Exercise brief:
Your response must be made up of each line in the data below that contains the string "JSON".

Items from an interface collection:
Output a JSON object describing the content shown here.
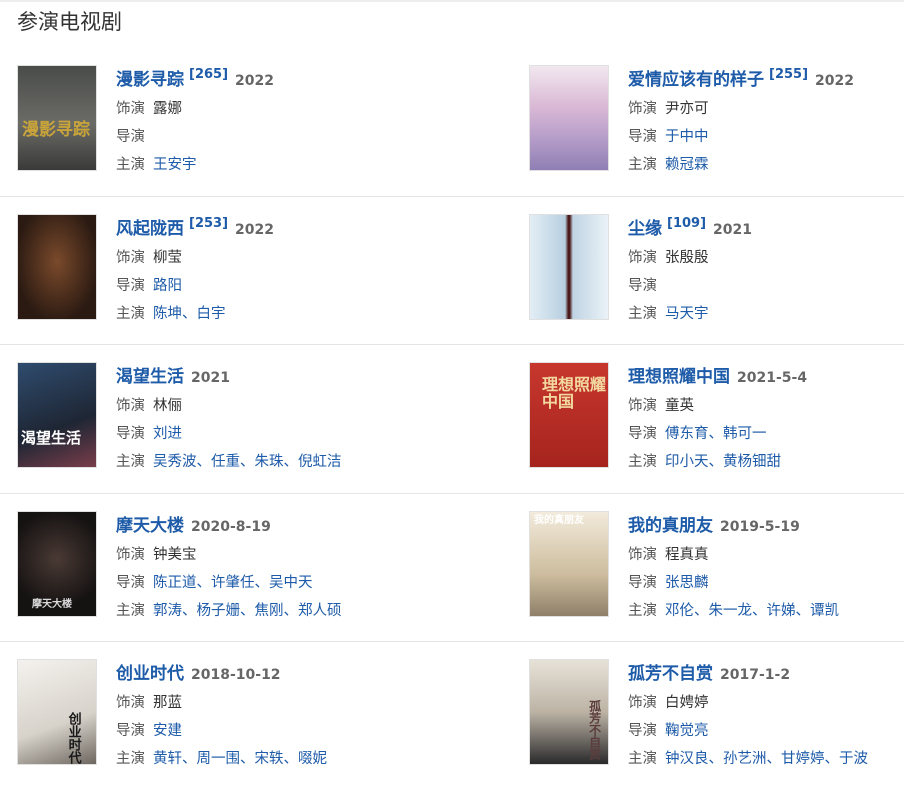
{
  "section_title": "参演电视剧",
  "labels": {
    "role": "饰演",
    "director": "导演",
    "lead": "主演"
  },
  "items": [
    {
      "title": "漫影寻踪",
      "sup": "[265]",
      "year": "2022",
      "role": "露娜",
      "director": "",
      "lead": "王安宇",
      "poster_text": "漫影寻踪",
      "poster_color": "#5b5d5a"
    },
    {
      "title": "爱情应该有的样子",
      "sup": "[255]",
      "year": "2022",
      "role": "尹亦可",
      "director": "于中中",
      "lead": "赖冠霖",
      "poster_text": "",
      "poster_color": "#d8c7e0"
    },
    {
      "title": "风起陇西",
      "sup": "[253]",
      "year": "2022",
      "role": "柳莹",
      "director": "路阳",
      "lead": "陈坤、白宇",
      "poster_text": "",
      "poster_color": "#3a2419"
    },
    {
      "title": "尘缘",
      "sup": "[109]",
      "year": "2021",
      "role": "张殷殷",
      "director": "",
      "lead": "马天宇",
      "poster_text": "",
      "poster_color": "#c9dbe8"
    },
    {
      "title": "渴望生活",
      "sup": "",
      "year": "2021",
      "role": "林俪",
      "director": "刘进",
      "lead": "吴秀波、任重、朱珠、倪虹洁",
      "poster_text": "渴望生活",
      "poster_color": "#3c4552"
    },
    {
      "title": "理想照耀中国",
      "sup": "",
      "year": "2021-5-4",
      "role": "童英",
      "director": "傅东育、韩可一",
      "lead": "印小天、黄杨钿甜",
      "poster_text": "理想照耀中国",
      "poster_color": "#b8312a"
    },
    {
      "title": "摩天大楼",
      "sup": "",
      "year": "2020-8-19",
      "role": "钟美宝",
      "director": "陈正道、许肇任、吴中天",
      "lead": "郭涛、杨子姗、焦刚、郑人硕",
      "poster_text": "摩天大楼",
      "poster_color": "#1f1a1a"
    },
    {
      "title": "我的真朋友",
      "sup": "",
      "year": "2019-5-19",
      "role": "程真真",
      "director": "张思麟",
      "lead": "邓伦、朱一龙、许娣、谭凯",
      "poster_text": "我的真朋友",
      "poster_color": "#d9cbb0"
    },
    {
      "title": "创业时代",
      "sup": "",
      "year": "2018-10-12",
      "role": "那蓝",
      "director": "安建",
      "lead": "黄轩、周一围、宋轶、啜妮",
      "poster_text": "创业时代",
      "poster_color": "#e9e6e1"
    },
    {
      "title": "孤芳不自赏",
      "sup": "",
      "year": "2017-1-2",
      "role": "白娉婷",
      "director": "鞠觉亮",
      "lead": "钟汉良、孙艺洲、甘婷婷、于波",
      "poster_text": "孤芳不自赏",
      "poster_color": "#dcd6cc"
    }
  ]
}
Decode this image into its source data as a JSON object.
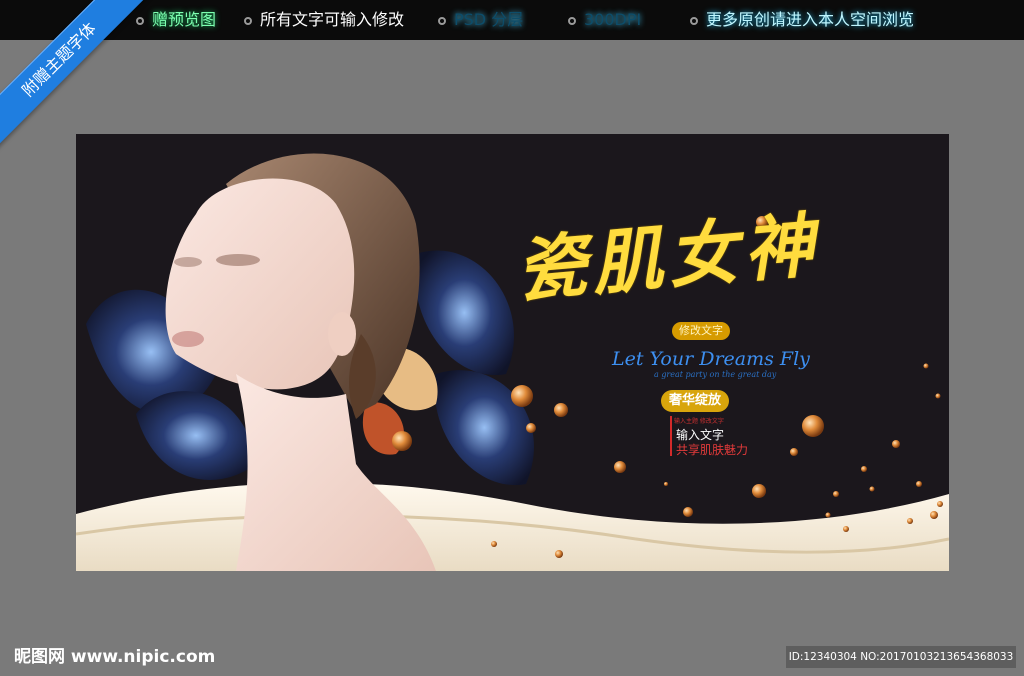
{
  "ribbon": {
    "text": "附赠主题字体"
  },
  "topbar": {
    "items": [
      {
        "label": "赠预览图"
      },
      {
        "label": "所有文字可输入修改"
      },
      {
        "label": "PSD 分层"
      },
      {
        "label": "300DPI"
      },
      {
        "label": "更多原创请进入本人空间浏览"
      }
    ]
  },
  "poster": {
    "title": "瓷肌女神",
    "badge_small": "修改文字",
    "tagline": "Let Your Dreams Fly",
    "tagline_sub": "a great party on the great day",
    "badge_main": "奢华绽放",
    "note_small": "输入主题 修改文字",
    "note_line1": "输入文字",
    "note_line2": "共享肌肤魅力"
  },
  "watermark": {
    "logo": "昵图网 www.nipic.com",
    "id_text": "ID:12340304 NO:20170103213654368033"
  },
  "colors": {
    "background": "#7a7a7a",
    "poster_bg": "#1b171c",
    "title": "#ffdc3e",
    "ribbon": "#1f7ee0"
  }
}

Task response:
Output a JSON object describing the content shown here.
Decode this image into its source data as a JSON object.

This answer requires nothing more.